Within a few years after its introduction in the UNDP Report, what was supposed to be a simple, noble, and obvious idea soon became engulfed in a definitional debate. A cacophony of political and academic debates in the past decade has centered on the definitions, their advantages and weak points, and on the changes that would be necessary to develop the theoretical and practical implications (see Tadjbakhsh & Chenoy, 2006: Chapter 2). The two approaches to human security floating in the policy world and the myriad of academic definitions seem to reinforce the view that the ‘truth’ about definitions lies in the eyes of the beholder. Within the policy world, the minimalist approach to human security, i.e., ‘freedom from fear’, was adopted by the government of Canada, by the Report of the International Commission on Intervention and State Sovereignty, A Responsibility to Protect (2001), and by the EU doctrine for HumanPage 17Security (2004). The maximalist approach is adopted by the UNDP, by the Government of Japan, and by the Commission on Human Security (2003).
The three different schools of thought surrounding the acceptability of the concept of human security and its definition can be categorized as such:
A first school, composed mostly of realist and neo-realist scholars, argues that human security lacks analytical rigor, and is consequently, at best as a “rallying cry” and at worst as unadulterated “hot air” (Paris, 2001: 88, 96). To this group, human security is not a new or analytically useful paradigm but a mere political agenda.
A second school, while accepting the term, insists on limiting it to a narrow definition focusing on ‘freedom from fear’ and factors that perpetuates violence.
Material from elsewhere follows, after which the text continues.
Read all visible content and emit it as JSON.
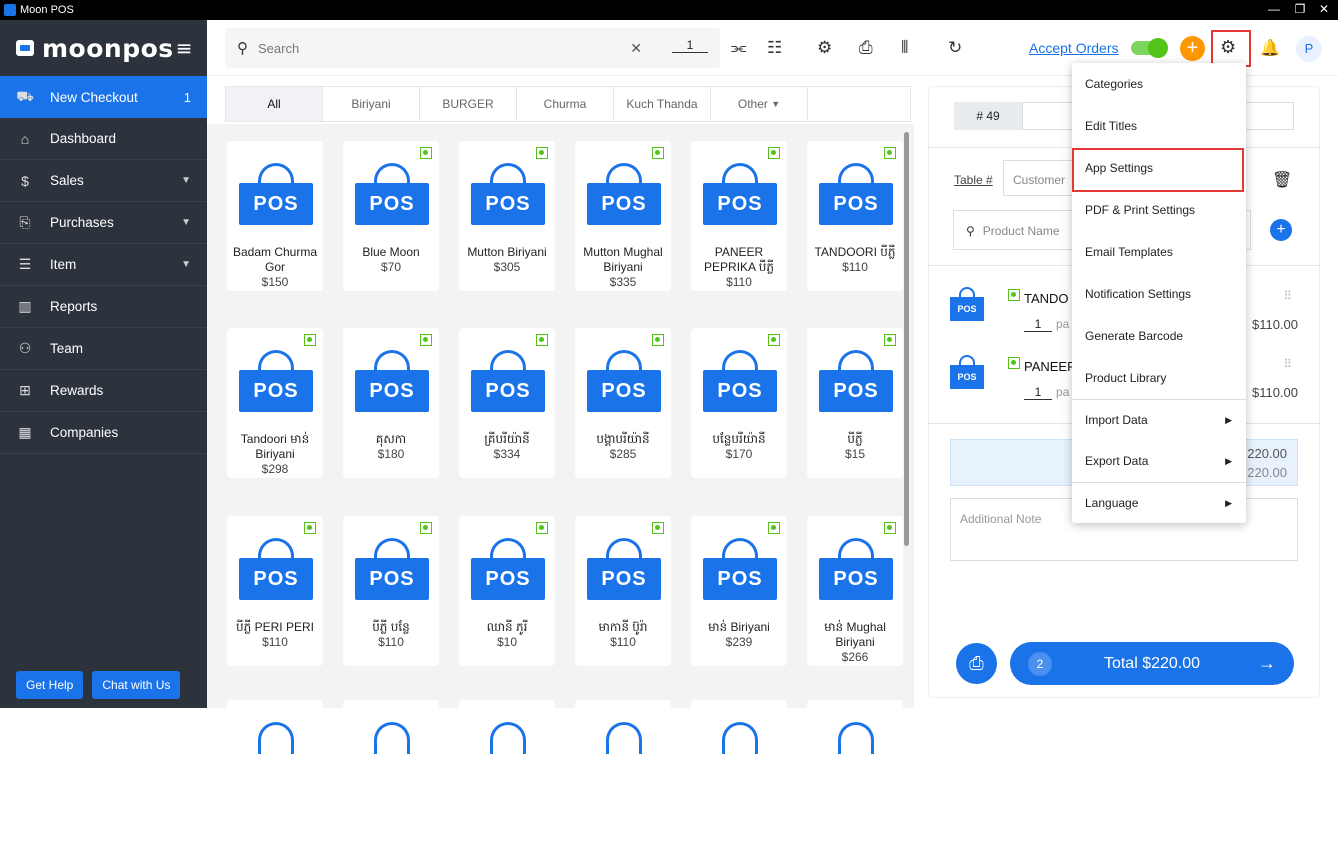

Proponents of the narrower version argue that a useful and workable definition should be restricted to threats falling under the realm of tangible violence (Owen, 2004), measured, for instance, by the number of battle related deaths. As their argument goes, broadening the agenda of threats to include poverty or food shortage for example would be the equivalent of making a ‘shopping list’ of bad things that can happen, making the concept unworkable (Krause, 2004: 367). As Roland Paris states, if human security includes a “laundry list” of threats, in the end, it “effectively means nothing” (Paris, 2001: 91). This school of thought does not reject the concept of human security but instead concentrates on direct threats to individuals’ safety and to their physical integrity: armed conflict, human rights abuses, public insecurity and organized crime.
A third school, of which this author belongs, argues for a broad definition, based on freedom from want, freedom from fear and freedom from indignities, as essential for understanding contemporary crises. Defenders of the broad definition argue that instead of lamenting the lack of workable definitions, research should be...